A House Republican lawmaker likened the implementation of a new mandate that insurers offer coverage for contraceptive services to Pearl Harbor and the Sept. 11, 2001 attacks against the United States.

Pennsylvania Rep. Mike Kelly (R), an ardent opponent of abortion rights, said that today's date would live in infamy alongside those two other historic occasions. Wednesday marked the day on which a controversial new requirement by the Department of Health and Human Services, which requires health insurance companies to cover contraceptive services for women, goes into effect.

"I know in your mind you can think of times when America was attacked. One is December 7th, that's Pearl Harbor day.  The other is September 11th, and that's the day of the terrorist attack," Kelly said at a press conference on Capitol Hill. "I want you to remember August the 1st, 2012, the attack on our religious freedom. That is a day that will live in infamy, along with those other dates."

Republicans cried foul when the Obama administration first announced the new rule, reasoning that it would force employers with a religious affiliation to act in a way that contradicts their beliefs.
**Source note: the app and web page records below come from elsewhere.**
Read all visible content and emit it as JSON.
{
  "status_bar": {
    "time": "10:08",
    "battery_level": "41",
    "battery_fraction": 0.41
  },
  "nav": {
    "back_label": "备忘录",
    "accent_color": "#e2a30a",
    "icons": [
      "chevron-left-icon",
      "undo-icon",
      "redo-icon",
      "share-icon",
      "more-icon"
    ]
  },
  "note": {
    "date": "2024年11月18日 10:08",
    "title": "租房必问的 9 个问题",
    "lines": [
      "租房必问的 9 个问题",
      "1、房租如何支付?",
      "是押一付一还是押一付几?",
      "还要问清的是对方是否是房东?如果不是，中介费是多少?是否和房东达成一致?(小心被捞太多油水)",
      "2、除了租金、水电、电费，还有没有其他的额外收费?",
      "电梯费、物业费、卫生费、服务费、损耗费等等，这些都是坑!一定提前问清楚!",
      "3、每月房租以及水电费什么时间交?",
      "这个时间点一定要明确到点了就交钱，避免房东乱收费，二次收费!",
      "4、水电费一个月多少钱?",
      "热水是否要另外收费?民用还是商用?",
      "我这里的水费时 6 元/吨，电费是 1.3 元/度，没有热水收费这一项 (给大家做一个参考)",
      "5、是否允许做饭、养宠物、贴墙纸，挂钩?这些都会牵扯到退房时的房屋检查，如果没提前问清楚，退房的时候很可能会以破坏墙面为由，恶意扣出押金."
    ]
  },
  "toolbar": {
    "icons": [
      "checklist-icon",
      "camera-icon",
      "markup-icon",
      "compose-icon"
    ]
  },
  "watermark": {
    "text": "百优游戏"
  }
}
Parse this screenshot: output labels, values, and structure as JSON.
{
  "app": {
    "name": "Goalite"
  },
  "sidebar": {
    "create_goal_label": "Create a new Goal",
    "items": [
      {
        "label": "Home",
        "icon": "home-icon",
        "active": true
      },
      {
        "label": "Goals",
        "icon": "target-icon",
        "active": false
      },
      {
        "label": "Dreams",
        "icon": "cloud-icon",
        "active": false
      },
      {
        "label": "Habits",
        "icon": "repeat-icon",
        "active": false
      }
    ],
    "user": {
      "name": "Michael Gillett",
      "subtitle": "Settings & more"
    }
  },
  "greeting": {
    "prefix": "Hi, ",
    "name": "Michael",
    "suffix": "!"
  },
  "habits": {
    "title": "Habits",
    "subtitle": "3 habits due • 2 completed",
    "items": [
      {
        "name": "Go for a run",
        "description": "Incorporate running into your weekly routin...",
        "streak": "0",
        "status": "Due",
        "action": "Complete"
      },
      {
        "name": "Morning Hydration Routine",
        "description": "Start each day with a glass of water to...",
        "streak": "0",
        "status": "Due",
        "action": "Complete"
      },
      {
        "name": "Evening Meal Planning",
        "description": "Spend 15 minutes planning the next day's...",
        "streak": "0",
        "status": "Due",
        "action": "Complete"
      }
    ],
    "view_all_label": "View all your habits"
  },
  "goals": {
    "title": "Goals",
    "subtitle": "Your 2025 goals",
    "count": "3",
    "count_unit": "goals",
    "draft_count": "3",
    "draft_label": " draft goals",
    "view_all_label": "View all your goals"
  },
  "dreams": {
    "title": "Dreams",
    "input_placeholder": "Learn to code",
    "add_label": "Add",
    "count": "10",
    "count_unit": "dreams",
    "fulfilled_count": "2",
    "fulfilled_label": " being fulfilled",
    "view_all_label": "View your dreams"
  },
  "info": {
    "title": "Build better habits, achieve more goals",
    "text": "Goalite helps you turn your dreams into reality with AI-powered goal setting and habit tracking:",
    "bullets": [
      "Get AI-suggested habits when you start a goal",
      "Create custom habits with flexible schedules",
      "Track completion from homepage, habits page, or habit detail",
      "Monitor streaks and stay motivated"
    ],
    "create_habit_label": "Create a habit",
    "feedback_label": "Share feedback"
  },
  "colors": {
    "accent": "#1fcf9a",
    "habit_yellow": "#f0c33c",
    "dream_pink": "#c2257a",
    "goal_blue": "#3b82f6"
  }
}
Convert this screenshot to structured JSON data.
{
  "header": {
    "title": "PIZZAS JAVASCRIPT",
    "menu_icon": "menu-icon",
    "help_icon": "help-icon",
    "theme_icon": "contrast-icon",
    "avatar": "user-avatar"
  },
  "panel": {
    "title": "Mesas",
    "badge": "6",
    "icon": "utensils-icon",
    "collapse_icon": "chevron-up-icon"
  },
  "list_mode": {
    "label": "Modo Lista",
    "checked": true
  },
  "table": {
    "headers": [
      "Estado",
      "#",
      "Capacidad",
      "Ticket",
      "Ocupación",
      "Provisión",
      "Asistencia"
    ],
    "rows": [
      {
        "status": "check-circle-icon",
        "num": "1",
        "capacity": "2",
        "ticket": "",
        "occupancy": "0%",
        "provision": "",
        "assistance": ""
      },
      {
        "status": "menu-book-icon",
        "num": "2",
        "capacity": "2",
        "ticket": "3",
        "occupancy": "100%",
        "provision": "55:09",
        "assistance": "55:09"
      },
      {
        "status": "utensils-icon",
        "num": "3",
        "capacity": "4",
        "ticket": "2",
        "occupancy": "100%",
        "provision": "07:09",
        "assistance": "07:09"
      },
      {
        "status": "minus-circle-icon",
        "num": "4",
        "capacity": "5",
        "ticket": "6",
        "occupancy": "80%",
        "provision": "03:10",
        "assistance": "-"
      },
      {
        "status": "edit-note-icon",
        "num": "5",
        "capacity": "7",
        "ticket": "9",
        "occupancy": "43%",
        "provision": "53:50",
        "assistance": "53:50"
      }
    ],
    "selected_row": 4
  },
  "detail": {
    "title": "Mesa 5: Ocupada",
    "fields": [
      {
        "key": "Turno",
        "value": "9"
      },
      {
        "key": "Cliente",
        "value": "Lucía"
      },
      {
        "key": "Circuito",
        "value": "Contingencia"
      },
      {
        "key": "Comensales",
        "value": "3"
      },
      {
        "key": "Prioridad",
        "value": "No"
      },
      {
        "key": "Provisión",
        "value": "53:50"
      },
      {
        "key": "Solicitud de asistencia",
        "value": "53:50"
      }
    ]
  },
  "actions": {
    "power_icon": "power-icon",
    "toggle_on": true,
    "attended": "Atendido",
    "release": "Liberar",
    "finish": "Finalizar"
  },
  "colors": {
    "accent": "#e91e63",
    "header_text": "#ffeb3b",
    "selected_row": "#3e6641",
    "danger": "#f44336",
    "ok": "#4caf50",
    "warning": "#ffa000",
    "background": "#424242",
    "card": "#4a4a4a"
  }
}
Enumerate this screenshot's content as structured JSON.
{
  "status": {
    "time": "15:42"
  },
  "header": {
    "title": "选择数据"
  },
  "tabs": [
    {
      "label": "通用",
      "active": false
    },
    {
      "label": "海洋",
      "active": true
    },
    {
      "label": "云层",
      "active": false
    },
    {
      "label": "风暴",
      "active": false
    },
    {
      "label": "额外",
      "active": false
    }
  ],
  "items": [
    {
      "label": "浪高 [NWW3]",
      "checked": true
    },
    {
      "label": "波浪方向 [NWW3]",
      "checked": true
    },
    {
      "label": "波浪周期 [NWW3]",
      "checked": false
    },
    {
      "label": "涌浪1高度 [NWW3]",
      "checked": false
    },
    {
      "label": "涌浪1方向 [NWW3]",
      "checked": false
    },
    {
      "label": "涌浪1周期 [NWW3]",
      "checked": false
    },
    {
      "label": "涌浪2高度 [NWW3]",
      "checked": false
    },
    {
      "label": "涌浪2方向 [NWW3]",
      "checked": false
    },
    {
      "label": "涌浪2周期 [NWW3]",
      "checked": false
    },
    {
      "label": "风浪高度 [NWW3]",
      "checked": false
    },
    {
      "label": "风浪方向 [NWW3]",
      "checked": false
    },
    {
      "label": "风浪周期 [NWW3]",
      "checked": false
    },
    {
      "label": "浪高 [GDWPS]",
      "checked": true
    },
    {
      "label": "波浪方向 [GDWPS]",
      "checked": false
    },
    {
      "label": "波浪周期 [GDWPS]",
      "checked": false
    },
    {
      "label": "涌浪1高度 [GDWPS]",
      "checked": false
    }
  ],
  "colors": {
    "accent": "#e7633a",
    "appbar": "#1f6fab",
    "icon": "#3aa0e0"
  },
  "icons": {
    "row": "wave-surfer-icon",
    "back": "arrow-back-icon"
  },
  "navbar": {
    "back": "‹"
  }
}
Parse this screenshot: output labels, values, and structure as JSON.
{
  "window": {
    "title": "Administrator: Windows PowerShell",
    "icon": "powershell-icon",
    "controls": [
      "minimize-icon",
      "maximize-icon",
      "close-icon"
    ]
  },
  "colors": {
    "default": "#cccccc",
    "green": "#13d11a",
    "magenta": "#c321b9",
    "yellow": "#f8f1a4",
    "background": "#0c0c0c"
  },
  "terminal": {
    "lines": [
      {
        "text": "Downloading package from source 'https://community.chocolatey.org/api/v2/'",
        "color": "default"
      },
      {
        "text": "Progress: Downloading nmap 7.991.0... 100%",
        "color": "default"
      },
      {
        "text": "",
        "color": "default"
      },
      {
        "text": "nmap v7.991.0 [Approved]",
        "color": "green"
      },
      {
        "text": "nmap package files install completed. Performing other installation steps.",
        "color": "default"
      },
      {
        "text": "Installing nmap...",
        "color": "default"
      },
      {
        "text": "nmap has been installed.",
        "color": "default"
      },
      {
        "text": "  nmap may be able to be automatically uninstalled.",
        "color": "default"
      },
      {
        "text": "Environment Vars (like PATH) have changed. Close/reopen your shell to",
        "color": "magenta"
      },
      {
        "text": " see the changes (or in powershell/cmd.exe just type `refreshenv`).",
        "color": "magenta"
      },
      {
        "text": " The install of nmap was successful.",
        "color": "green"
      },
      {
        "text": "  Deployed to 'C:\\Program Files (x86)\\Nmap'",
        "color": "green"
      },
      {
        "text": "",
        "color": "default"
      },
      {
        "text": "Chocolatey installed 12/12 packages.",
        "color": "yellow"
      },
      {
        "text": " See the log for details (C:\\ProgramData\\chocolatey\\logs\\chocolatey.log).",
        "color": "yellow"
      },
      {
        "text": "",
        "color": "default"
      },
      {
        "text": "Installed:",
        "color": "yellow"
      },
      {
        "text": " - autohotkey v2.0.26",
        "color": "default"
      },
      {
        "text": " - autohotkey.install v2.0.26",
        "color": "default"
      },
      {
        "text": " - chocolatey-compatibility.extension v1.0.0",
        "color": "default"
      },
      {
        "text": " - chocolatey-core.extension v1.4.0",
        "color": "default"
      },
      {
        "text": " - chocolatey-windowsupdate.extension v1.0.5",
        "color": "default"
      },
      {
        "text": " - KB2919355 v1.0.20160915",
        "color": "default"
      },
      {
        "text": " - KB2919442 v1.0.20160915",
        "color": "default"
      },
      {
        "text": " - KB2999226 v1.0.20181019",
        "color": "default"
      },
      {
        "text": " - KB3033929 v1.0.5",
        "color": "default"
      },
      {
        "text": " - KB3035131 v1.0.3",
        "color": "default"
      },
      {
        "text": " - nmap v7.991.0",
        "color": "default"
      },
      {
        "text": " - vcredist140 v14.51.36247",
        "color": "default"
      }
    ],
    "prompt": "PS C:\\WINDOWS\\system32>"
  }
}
The outcry included criticism from the U.S. Conference of Catholic Bishops, and President Obama subsequently announced a compromise in which employers wouldn't be forced to offer insurance plans that cover contraception, but insurance companies would be required to offer coverage to women who wish to purchase it.

Republicans rejected the compromise, and subsequently attempted several times to advance legislation to reverse the mandate. The imbroglio contributed to Democratic charges of a GOP-led "war on women."

"This is a right that every American should be outraged, outraged about what this administration and Secretary Sibelius has set forth here on August the 1st," New York Rep. Ann Marie Buerkle (R) said at the same press conference as Kelly. "And as Mike said, August the 1st is a day that we as American will look at as the largest assault on our First Amendment rights."

*UPDATE* Hawaii Sen. Daniel Inouye, a veteran of World War II, condemned Kelly's comments in a statement.